• [Task statement]:
How many lines of these records hold the string "photo"? Reply with the number alone.

• [Record extracts]:
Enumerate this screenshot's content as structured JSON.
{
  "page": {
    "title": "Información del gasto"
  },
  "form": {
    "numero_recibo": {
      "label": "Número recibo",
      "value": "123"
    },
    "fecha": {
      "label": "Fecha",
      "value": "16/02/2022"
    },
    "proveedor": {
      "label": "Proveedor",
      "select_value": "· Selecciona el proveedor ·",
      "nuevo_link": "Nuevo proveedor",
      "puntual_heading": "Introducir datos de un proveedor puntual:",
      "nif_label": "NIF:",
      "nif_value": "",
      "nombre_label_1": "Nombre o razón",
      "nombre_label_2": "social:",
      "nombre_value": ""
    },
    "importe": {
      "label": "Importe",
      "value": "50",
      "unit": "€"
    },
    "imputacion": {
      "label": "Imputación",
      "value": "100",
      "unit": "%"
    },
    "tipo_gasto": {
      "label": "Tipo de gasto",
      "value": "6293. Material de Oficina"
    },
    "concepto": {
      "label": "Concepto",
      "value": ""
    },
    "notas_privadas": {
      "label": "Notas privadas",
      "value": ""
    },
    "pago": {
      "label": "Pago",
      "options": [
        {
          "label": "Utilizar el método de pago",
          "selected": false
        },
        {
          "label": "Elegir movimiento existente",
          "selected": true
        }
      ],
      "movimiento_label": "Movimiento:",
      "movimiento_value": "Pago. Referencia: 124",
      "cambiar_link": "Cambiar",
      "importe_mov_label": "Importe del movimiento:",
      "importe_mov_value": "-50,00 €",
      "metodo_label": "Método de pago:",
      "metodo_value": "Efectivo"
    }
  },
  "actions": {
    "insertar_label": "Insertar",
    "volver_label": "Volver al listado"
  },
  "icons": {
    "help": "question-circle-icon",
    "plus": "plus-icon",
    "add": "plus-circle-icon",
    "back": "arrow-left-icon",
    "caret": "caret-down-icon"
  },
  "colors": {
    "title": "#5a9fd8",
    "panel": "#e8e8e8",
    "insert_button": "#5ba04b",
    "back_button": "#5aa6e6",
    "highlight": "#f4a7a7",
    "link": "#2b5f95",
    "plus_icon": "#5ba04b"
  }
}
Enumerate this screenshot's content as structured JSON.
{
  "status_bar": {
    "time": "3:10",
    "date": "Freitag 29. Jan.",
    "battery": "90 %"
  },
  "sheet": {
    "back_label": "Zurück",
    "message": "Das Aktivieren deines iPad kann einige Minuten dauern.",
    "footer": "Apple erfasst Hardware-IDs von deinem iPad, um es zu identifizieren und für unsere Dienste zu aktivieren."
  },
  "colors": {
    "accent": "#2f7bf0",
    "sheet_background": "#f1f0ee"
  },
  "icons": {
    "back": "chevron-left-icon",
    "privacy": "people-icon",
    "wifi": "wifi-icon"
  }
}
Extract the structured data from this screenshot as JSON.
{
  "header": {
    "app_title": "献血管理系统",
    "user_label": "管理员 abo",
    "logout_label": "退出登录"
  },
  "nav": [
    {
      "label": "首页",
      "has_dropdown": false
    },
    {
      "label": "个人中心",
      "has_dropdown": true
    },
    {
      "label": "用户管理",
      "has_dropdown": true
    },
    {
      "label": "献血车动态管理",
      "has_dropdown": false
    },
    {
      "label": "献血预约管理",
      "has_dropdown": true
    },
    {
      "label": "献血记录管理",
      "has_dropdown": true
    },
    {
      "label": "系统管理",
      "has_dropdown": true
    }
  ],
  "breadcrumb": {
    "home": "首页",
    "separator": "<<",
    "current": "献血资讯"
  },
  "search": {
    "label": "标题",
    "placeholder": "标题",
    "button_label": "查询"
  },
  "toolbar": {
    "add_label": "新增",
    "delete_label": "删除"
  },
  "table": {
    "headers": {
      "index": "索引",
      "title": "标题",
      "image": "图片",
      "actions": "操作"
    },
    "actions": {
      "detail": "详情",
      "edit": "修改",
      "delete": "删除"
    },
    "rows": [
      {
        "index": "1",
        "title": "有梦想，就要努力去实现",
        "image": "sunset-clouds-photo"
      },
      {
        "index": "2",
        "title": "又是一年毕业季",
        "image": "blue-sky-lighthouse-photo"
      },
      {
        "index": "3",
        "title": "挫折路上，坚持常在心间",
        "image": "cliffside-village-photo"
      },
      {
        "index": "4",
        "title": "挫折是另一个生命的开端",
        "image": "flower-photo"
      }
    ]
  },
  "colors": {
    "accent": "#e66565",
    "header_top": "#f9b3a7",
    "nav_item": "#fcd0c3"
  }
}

• [The completed task]:
4